Katie: Having a balance of what we feel energizes us at home. So, for example, ensuring that we have time to tend to our garden in the backyard, our dogs, and chickens. Having the ability to create a little magical place in the back of the house is important to us. And then still having that balance between that and work. Everyone’s hustling and being efficient but, at the same time, being happy and enjoying what they’re doing.

Kyle: For me, maybe once a week, just waking up and being able not to have to run somewhere, so if I can have the option to sleep in. Turning on my Nintendo Switch and just chilling out for a bit is probably the balance I need for my life, because that usually means that everything else is done and I have some idle time.

Do you have any business goals or personal goals that you’ve set together?

Kyle: For business, we both want to have some land where we can grow what we need for ourselves and enough to sustain a business. We’re from the Niagara region, so we’d love to get back there and open up a business on the wine route and just be a little more connected to our surroundings. That’s a longer-term goal I would say.

Katie: That one’s really been our main focus, especially on the sustainable side.

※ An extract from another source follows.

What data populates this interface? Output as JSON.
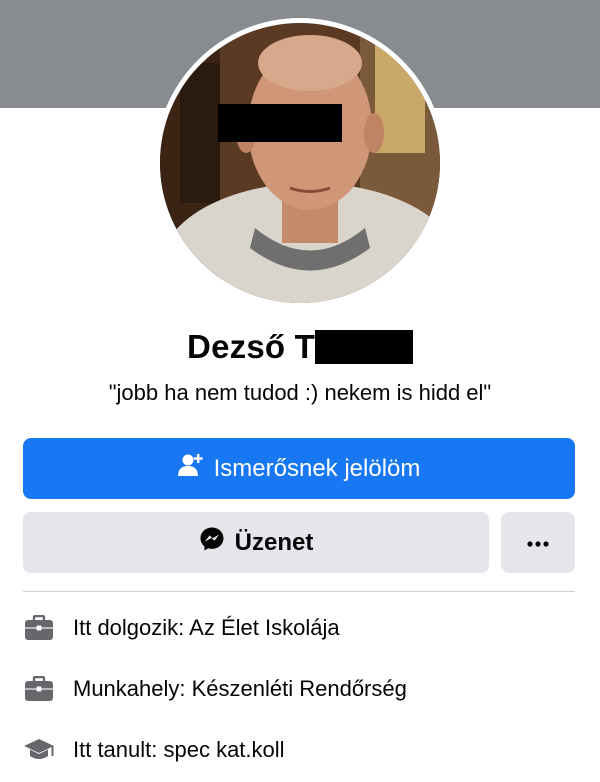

We would like to be able to recycle our own water that we’re using in business and at home.

What has been the biggest success, and how did you celebrate?

Kyle: Just continuing to grow and shift the business where we feel necessary. Not giving up. I feel like that relies heavily on persistence, and sometimes it’s hard. I think that’s probably the biggest victory.

Katie: I would definitely agree with Kyle. Another thing would be opening our retail space. Before this, we were renting out space in a commercial kitchen and just doing wholesale. So the ability to jump from wholesale to retail and have our own space where people can see us making chocolate in the back, allowing us to educate them on bean-to-bar chocolate, is a big success for us. And then just seeing the continual growth and people coming in and saying that they love chocolate. It’s pretty awesome.

And we usually celebrate by taking employees out to grab a drink or take them out for dinner.

Kyle: Especially after a long or hard work week, it’s worth recognizing that everyone’s done a great job and we’re all hustling. Usually, we don’t do too much for just ourselves. I’d rather bring other people into the celebrations.

Header illustration by SHOUT